As awareness of the importance of sustainable fashion and the perils of fast fashion increase, more and more people are choosing to shop second hand. However, the rapid influx of middle and upper class people choosing to shop second-hand for environmental reasons is correlated with spikes in prices of thrift stores. This has ignited a heated discussion about the possible ways to help both the environment and people with low incomes.
While today, thrifting may seem like a cool hobby (as seen by thousands of “Come Thrift with Me” vlogs on YouTube), it did not start that way. Traditionally, buying second hand clothes came out of necessity because poor families could not afford to buy new clothes. There was a stigma surrounding wearing used clothes that only began to change in the early 2010s. Therefore, this huge influx of well-off people buying trendy pieces from thrift stores started to rub people the wrong way. Even though today’s notion of thrifting seems to be epitomized by trendy fashion influencers looking for the most unique vintage piece, many people are upset that the one reliable place for affordable clothes has been “gentrified.” It is common to see young teenagers buy workwear in thrift stores for an edgy outfit, when many adults rely on those pieces to afford the required uniforms for their jobs.
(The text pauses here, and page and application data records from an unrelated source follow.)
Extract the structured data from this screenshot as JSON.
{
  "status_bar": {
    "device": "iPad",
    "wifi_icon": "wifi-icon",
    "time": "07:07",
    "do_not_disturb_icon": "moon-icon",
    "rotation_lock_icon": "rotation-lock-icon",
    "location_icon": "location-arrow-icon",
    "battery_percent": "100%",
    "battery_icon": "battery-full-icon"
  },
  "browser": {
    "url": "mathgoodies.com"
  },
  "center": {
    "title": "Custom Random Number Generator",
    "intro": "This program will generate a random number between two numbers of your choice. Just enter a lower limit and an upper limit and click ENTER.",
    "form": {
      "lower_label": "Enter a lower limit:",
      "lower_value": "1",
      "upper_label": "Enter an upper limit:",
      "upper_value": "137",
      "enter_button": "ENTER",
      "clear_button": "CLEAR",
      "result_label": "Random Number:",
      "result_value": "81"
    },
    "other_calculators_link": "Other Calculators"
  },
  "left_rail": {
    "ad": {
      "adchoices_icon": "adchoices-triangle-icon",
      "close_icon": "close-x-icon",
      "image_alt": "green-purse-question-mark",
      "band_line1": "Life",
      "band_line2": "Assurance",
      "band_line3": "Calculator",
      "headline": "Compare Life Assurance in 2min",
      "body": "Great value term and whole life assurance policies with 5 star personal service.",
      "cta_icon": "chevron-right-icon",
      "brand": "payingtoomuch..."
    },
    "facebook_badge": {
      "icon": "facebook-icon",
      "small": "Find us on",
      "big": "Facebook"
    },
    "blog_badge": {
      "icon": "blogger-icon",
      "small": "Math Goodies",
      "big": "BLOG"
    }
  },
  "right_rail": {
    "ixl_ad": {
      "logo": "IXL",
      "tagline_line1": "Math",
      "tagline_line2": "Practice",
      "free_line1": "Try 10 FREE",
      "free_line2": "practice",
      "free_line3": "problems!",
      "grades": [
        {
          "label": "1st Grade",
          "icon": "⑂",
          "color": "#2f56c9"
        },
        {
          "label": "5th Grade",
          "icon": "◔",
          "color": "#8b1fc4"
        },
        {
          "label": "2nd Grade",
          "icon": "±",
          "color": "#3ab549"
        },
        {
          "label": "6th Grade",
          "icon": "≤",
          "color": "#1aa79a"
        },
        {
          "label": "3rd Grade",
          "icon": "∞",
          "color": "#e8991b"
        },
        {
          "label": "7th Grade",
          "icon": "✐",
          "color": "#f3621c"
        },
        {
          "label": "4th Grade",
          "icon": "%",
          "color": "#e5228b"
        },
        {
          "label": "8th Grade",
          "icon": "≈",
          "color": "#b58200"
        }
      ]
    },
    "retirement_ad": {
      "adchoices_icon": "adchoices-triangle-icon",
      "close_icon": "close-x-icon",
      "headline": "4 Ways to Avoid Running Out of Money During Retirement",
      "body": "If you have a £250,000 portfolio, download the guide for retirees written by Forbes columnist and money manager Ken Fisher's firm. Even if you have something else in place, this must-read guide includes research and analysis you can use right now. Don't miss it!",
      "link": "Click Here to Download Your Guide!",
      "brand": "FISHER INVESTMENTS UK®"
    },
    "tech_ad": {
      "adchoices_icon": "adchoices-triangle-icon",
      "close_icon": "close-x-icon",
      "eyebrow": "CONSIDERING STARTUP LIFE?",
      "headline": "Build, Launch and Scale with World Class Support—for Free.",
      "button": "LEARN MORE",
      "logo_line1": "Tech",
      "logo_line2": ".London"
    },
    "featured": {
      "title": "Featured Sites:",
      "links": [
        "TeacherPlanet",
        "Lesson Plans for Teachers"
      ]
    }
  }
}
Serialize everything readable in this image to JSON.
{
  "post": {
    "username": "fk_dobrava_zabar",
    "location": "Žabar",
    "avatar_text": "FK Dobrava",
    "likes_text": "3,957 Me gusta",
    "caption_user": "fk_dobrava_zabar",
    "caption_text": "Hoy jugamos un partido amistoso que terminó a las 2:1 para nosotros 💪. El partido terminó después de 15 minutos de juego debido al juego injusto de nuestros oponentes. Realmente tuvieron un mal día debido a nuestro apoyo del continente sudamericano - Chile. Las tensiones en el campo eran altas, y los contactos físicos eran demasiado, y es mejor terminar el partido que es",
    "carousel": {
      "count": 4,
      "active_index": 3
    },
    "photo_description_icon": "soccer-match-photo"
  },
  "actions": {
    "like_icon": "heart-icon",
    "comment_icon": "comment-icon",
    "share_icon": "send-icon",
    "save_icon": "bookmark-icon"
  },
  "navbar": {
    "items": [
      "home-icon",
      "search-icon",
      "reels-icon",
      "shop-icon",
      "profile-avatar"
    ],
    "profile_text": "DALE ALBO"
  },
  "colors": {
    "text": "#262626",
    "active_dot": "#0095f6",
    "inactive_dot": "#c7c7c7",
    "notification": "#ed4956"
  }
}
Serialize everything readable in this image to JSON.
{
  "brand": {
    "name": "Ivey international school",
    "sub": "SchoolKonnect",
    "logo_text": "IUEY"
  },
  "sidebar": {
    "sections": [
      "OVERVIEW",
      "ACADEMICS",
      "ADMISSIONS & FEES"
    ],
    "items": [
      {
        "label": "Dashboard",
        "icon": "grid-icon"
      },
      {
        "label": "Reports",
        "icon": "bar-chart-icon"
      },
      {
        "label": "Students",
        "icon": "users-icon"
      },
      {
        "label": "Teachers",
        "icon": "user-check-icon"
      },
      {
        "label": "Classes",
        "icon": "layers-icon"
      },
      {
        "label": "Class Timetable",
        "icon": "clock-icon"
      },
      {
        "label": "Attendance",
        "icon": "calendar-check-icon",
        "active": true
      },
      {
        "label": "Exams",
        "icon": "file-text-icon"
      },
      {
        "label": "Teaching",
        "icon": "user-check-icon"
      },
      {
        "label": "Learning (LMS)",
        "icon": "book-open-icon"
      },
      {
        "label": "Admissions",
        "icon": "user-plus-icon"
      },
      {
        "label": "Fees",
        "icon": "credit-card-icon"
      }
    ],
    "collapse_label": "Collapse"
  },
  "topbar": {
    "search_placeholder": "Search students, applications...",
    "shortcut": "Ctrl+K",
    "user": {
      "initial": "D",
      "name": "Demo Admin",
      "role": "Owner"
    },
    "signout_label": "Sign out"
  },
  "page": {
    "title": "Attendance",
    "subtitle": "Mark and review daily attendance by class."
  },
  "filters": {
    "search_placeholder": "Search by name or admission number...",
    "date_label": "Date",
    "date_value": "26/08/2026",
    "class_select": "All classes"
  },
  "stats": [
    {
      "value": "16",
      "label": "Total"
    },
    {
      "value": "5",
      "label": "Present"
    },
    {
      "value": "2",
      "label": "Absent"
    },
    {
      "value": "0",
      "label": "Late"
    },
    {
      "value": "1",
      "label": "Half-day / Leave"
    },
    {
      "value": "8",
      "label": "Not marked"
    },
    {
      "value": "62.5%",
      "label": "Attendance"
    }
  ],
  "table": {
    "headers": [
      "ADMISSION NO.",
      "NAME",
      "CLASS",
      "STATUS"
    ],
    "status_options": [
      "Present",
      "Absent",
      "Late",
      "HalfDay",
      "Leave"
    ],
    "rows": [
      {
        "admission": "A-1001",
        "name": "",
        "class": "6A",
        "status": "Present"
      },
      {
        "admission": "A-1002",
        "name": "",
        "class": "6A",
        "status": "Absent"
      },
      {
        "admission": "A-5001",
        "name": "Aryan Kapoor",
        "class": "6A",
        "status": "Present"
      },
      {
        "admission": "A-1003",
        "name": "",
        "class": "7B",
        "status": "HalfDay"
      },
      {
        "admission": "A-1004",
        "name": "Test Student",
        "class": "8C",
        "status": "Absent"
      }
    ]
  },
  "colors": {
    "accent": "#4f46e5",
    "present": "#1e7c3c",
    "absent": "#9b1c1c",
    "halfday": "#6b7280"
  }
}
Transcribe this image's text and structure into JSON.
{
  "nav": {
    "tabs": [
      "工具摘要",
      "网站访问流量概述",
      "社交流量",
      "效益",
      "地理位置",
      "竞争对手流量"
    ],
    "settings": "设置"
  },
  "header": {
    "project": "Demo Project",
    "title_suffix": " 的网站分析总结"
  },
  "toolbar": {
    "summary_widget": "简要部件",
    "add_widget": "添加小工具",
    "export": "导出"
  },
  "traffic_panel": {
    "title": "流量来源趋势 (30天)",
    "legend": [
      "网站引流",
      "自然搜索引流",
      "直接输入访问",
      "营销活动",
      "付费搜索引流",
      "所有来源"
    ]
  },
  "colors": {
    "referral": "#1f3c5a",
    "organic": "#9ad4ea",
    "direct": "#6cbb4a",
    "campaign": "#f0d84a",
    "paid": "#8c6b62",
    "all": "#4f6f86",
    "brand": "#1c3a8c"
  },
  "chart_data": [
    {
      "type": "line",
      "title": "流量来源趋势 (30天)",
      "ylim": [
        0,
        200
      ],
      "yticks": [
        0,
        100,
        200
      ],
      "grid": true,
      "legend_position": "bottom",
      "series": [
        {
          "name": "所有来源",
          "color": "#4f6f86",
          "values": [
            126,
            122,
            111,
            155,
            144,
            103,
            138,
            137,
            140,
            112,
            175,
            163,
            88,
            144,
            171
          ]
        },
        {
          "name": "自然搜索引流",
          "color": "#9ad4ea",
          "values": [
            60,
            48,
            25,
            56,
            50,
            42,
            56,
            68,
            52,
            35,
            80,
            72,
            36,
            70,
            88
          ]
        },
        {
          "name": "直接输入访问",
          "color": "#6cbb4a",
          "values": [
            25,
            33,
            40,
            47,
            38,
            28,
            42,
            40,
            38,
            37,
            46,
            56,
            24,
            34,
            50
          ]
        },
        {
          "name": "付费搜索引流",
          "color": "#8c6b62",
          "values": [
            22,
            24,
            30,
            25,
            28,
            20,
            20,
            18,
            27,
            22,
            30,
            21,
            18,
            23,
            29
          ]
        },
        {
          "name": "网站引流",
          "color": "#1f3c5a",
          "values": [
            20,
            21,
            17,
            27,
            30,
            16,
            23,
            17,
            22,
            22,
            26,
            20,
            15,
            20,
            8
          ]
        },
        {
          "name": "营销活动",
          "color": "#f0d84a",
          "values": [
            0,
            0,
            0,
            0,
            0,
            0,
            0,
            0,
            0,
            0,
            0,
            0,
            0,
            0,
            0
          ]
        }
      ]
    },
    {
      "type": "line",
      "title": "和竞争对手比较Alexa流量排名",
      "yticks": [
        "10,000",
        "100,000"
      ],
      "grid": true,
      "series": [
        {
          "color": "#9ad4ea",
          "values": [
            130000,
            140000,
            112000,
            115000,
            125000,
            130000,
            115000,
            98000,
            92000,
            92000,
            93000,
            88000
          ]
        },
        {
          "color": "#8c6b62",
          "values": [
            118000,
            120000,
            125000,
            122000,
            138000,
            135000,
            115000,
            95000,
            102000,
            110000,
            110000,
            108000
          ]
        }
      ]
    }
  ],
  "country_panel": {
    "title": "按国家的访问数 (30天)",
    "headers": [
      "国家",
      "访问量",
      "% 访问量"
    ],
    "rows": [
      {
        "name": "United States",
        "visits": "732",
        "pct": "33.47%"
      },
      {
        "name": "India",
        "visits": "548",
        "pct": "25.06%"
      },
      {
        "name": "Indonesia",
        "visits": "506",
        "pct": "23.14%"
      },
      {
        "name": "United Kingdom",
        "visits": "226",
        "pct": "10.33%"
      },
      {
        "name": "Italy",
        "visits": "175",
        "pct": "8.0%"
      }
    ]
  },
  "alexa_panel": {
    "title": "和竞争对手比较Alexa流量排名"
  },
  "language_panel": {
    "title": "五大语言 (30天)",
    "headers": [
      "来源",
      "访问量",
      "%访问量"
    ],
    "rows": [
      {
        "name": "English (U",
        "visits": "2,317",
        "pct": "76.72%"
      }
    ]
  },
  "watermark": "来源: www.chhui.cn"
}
Similarly, it was trendy for skinny girls to buy oversized pieces and convert them into 2 piece sets, but overweight poor people need those clothes because so many plus-size stores are extremely expensive.
The landscape of thrifting was also completely changed by the creation of the app Depop. Depop started off as a place to sell and buy old clothes. However, running “businesses” off of Depop soon became popular. Many people would go to thrift store, buy trendy pieces, then resell them on Depop. This trend has driven many people away from the app, because resellers are able to buy $3 skirts and sell them for $60. Furthermore, the several viral stories of poor customer service and obvious scams have damaged Depop’s reputations as well.
So, are fashion influencers and Depop boss babes to blame? While the perception of thrifting as a hobby and the general shenanigans rampant on Depop are important discussions, the reasons why a thrift store raises its prices are much more complex.
Thrift stores are a part of a $14.4 billion industry. So many of the clothes donated to thrift stores get thrown away, and a lot of them are in good condition. Also, well-known chains, such as GoodWill, do not just serve as affordable stores. They themselves have stated that “While our stores serve to fund our programs and provide jobs for those otherwise facing barriers to the economic mainstream (including visible and non-visible disabilities), we also aim to provide an interesting array of like-new clothes at affordable prices at our Goodwill stores.” Resellers and influencers are actually good for business because they are funding these programs. Also, as rent prices in large cities go up, there will be a need for thrift stores to increase prices in order to pay.
The discussion around increasing thrift store prices is important because it illustrates a larger issue; instead of blaming larger systems and structures, individuals face the brunt of the backlash. While social media’s role in the evolution of thrifting is worth discussing, the real problem is that we live in a hyper-consumerist and hyper-capitalistic society. People constantly feel like they need to buy more and more.
This is exemplified on Tik Tok. Whether it be cottage core or Y2K, people are obsessed with perfectly assimilating into an aesthetic, so instead of trends being one item, it is complete ensembles of outfits. This produces more waste and causes more over consumption. However, as more teenagers start using the app, the more they will feel the need to perfectly embody these aesthetics to fit in.
While it is fun to make fun of tone-deaf influencers every once and while, dumbing down the consequences consumerist culture into the mischief of Insta and Depop girls does a disservice to the issue at hand. A lot of the problems caused by unsustainable fashion – the damage to the environment, exploitation of workers, scamming low income people- would be improved by simply taking a step back from the constant bombardment of clothing advertisements. Furthermore, people always seem more than content to point fingers at other people rather than examining the culture we live. Navigating how to shop ethically in a society that all too keen to exploit every resources in its grasp is a topic that should be treated with nuance, and not just some other blame game.